Here’s another installment from my e-mail interview with the California Newspaper Publishers Association from earlier this year:
In the Orange County towns covered by your revamp, the clamor for original, local news “like they used to make when times were good” [my phrase – like it?] – what does that sound like? (I’m assuming you’ve asked local folks what they want, and they’ve answered…)
After having focused on digital delivery and audience growth for so long, one of the things I learned was what readers really want. And what I loved about that was more traditional newspaper folks would say crazy things like: “Well, if we give our readers what they want, we’ll only be publishing stories and photos of Britney Spears and Lindsay Lohan.” That always cracked me up because when I looked at the real numbers and tried to honestly understand what local readers really spent time with, it was never Britney or Lindsay.
On the other hand, it also wasn’t the kind of boring stuff that fills many newspapers.
With the Register’s new weekly newspapers, we’re trying to serve our readers’ needs. When you understand the narrative of a real reader’s life, you begin to realize that a whole lot of our industry’s woes have a whole lot less to do with the Internet and a whole lot more to do with newsrooms being just a bit disconnected with what people really want and need.
We run more public record information – business licenses, real estate transactions, arrest reports – in these weekly newspapers than any other print product I’ve ever seen. But we definitely aren’t trying to be the paper of record. We’re trying to be the paper of interesting.
As a good friend of mine once told me, so many papers fill their pages with things that they feel should be there – things that are CYA stories, things that are perceived as important by most newsroom folks, but maybe aren’t really all that interesting to most readers – rather than with things people might actually want to read. We don’t really have that problem with our weeklies.
It’s a given that we’re going to cover the news. But who is going to tell you where to get great cupcakes for your kid’s birthday party or what the best janitor in Orange County says is the most effective way to clean windows, or which local restaurants have those cool new Coke machines?
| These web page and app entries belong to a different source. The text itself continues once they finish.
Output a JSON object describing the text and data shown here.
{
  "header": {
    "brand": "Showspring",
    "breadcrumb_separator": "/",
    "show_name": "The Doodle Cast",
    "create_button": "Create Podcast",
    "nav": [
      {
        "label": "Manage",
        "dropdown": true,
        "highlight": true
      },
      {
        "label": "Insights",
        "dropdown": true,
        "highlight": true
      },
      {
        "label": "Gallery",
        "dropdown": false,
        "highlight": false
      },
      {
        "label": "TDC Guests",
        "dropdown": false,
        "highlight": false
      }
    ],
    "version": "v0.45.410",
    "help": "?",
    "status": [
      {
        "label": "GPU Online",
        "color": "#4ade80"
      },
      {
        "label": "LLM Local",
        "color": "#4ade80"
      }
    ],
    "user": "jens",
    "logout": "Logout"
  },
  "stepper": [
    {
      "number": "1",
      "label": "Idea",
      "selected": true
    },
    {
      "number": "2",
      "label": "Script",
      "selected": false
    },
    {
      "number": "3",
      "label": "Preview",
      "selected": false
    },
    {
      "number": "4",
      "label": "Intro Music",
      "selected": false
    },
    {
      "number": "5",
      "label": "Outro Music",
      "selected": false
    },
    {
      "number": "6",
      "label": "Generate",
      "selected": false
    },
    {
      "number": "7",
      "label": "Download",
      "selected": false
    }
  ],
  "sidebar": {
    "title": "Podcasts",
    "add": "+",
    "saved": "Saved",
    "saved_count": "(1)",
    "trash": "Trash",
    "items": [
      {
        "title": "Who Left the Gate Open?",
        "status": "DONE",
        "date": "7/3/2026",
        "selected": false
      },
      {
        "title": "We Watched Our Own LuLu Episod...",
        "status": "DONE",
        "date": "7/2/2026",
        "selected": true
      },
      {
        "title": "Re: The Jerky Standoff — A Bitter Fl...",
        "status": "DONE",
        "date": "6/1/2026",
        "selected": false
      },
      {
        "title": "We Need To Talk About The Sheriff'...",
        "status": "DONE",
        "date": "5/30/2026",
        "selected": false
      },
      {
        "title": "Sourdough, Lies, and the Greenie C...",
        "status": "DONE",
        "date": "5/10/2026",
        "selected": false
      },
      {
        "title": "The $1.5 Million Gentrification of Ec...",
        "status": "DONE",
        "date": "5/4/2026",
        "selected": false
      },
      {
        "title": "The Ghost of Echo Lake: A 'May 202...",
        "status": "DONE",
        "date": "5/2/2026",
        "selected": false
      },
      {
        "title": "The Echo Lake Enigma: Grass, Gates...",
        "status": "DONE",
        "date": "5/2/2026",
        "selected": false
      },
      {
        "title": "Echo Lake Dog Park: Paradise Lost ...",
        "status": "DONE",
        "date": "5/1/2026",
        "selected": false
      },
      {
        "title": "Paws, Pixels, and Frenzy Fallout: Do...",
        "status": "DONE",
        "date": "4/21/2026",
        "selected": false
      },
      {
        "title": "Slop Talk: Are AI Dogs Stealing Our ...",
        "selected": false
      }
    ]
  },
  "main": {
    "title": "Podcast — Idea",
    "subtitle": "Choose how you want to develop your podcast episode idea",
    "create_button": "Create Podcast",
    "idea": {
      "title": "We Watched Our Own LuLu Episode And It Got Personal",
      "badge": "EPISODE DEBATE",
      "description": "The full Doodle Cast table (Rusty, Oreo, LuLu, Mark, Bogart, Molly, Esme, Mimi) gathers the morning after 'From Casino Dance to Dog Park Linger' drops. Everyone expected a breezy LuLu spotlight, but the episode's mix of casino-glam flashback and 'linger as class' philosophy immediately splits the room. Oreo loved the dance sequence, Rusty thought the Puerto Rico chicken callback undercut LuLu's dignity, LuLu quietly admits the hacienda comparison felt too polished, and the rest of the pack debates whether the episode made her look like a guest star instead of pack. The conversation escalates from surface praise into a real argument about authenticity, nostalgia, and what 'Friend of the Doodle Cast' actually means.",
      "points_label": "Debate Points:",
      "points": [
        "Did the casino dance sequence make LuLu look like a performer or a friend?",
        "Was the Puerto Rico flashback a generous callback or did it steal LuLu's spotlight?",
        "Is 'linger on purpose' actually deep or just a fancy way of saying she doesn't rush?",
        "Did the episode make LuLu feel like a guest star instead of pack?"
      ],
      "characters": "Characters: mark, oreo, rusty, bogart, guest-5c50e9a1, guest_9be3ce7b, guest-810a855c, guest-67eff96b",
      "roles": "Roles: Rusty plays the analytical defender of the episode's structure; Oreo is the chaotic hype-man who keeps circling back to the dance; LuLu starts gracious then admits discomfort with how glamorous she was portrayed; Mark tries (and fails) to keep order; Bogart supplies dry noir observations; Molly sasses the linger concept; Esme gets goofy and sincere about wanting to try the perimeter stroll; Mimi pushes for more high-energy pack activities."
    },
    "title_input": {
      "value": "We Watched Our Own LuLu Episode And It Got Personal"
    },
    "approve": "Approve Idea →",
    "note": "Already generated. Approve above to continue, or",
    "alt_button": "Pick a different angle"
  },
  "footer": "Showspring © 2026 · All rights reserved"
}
We are. And we’re going to do it in way that makes you smile. Maybe even laugh.
People should smile when they read the newspaper. They’ve gotten too accustomed to shaking their head in disgust when they open our pages. I’m not saying that we have to publish lots of fluff, but we shouldn’t be afraid of being pleasant.
Our readers have been telling us for years that they want more good news in our papers, that they get burned out on the constant doom and gloom. Yet most newspapers have ignored that request. Why? Are we afraid we won’t be taken seriously by the industry if we tell the good news stories? We’re not afraid to tell the good news stories – our weeklies are full of them. And our readers tell us they love them.
From 1940 to 2010, combined US newspaper circulation was essentially flat while US household growth exploded. The Internet destroyed our business model, but the decline of newspaper readership has less to do with the Internet than it does newsrooms simply not knowing how to serve their readers. We aren’t going to make that mistake here.